Your assignment
Word for word, give the records again, dropping any picture they hold.

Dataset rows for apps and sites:
Start of Block
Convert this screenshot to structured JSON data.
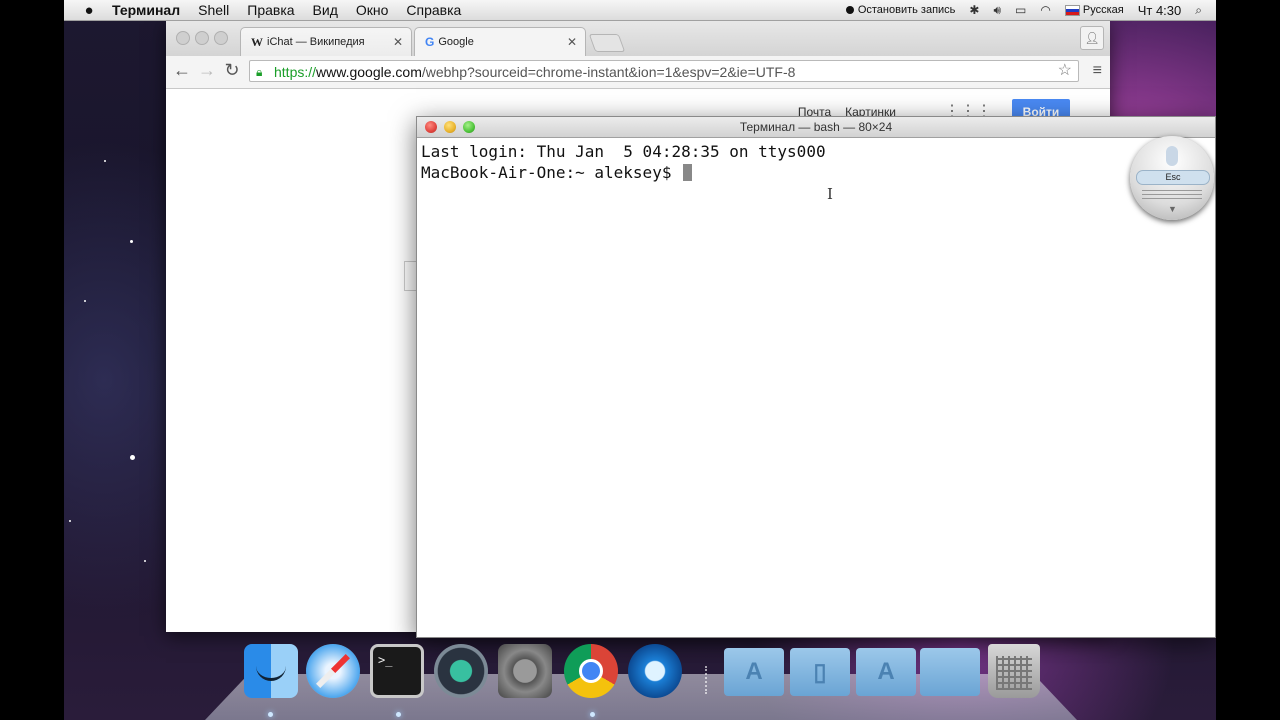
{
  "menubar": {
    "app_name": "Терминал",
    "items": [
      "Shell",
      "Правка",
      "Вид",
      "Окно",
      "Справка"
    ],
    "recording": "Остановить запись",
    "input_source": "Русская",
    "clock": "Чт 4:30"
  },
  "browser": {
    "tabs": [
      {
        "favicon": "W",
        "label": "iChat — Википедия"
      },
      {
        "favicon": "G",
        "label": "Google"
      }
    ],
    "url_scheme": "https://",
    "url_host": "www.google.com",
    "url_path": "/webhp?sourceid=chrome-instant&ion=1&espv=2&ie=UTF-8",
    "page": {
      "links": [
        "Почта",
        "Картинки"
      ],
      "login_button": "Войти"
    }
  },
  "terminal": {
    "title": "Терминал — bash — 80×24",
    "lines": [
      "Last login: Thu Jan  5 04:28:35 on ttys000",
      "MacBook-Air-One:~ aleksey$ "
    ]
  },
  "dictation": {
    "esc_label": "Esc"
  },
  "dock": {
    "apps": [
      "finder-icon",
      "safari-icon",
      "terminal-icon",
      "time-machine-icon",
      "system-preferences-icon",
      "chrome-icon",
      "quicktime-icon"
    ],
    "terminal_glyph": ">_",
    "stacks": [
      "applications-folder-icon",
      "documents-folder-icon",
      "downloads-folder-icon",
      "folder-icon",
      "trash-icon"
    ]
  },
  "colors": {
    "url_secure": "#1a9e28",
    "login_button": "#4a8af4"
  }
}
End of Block
Answer to this task
Convert this screenshot to structured JSON data.
{
  "menubar": {
    "app_name": "Терминал",
    "items": [
      "Shell",
      "Правка",
      "Вид",
      "Окно",
      "Справка"
    ],
    "recording": "Остановить запись",
    "input_source": "Русская",
    "clock": "Чт 4:30"
  },
  "browser": {
    "tabs": [
      {
        "favicon": "W",
        "label": "iChat — Википедия"
      },
      {
        "favicon": "G",
        "label": "Google"
      }
    ],
    "url_scheme": "https://",
    "url_host": "www.google.com",
    "url_path": "/webhp?sourceid=chrome-instant&ion=1&espv=2&ie=UTF-8",
    "page": {
      "links": [
        "Почта",
        "Картинки"
      ],
      "login_button": "Войти"
    }
  },
  "terminal": {
    "title": "Терминал — bash — 80×24",
    "lines": [
      "Last login: Thu Jan  5 04:28:35 on ttys000",
      "MacBook-Air-One:~ aleksey$ "
    ]
  },
  "dictation": {
    "esc_label": "Esc"
  },
  "dock": {
    "apps": [
      "finder-icon",
      "safari-icon",
      "terminal-icon",
      "time-machine-icon",
      "system-preferences-icon",
      "chrome-icon",
      "quicktime-icon"
    ],
    "terminal_glyph": ">_",
    "stacks": [
      "applications-folder-icon",
      "documents-folder-icon",
      "downloads-folder-icon",
      "folder-icon",
      "trash-icon"
    ]
  },
  "colors": {
    "url_secure": "#1a9e28",
    "login_button": "#4a8af4"
  }
}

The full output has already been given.